Getting outdoors to get healthy
This past weekend, I spent a few hours outside in the garden beds. I’m not a very good gardener.
I enjoy giving it my best attempt, though. Every spring, I look forward to being able to get outside and make the garden beds look fresh and colorful. I started vegetable seeds in the house a few weeks ago and soon I’ll be able to transfer those outside, as well.
I always feel good after a day digging in the garden. Being out in the sunshine really lifts my mood. Working in the soil seems almost meditative. I can momentarily suspend the concerns attached to my careers, the management of the household, and the multitude of requests for my time and energy. I can work for hours without thinking about taking a break. When I’m done for the day, I feel calmer, more at peace, and feel a sense of relaxed rejuvenation.
I started wondering, why does gardening feel so good, if I’m not really that good at it?
I started looking into it. Is it just the sunshine? Is it the sense of accomplishment that comes with tidying up and making something look nice?

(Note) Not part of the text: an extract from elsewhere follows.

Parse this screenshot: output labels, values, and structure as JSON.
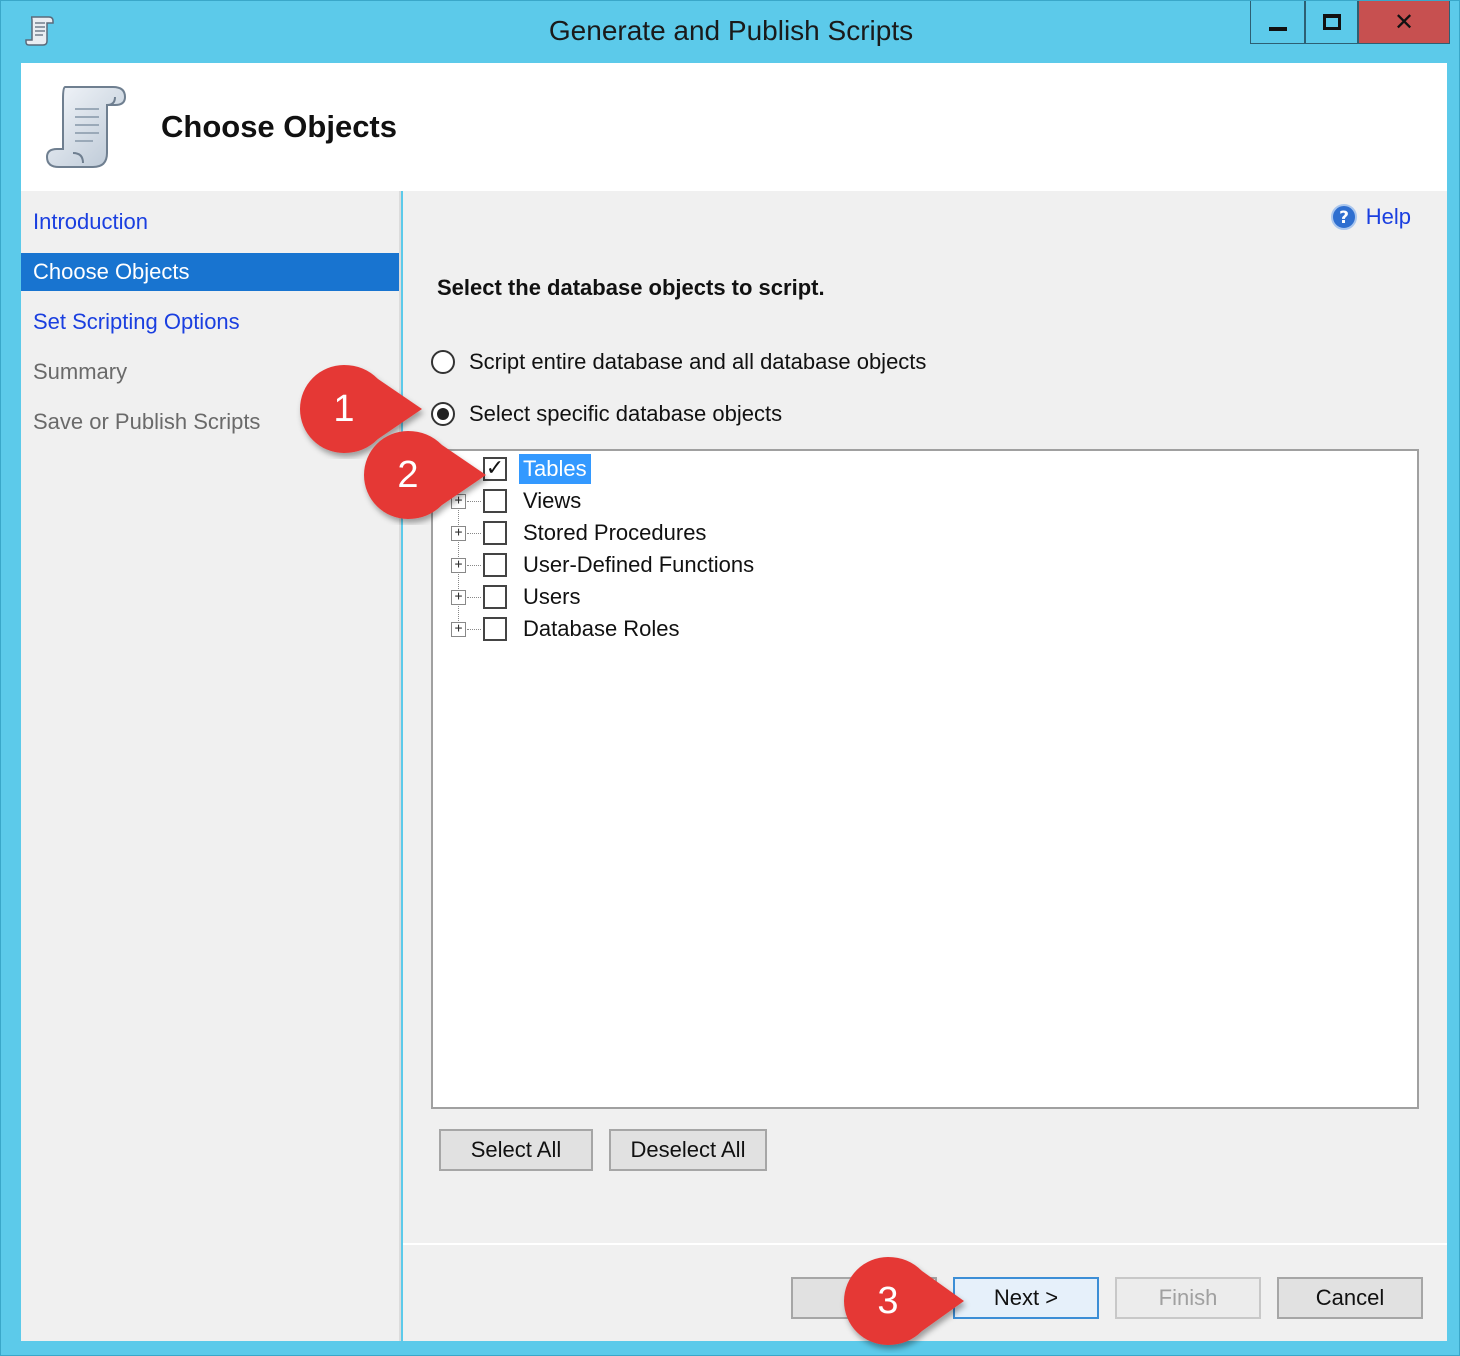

It was fascinating to find information sharing research from the United Kingdom that suggests a friendly bacterium in soil works in the same fashion as antidepressants to increase serotonin levels in the brain. Serotonin is a chemical transmitter that helps with many bodily functions but is most famously known for its contributions to a balanced mood. I’m not suggesting that as medical advice, but it is interesting to learn there may be deeper biochemical reasoning behind why it feels good to garden.
That goes right along with other studies being done on the health benefits of spending time in the outdoors. Shinrin-Yoku, or forest bathing, is now commonly prescribed in Japanese cultures as preventative health care and a first step in treating certain lifestyle ailments and disorders such as attention deficit disorder, high blood pressure, and mild depression. It is the practice of simply spending time in the forest atmosphere.
Growing up on a farm gave me plenty of opportunities to spend time in nature. But now that I live in town, work in an office, and run errands in my spare time, my outdoor time is not as abundant as I would like it to be.
These days, it seems easier to convince myself to stay inside and try to whittle down my workload than it is to convince myself to go for a hike. I need to reinstitute a better work-life balance into my schedule.
How about you?
If you knew that a 20 minute walk on a trail or a visit to a forest would boost your mood, potentially lower your blood pressure, and improve your concentration for the rest of the day, would you make time for it? How about digging in the dirt for 30 minutes? If we don’t have space for a garden outside, we may at least have space for a few container gardens near a window.
In Alpena, we are blessed with abundant outdoor greenspace, with our township and county parks and state forest land. We’re also blessed with a greener city than most, thanks to a higher-than-average per-capita ratio of public park land to people, which is one of our greatest physical assets.
That means a wide variety of options are available to get outdoors.
We live in a perfect area to absorb all the benefits of nature.
Mary Beth Stutzman’s “Inspiring A-Town” runs biweekly on Tuesdays. Follow Mary Beth on Twitter @mbstutz.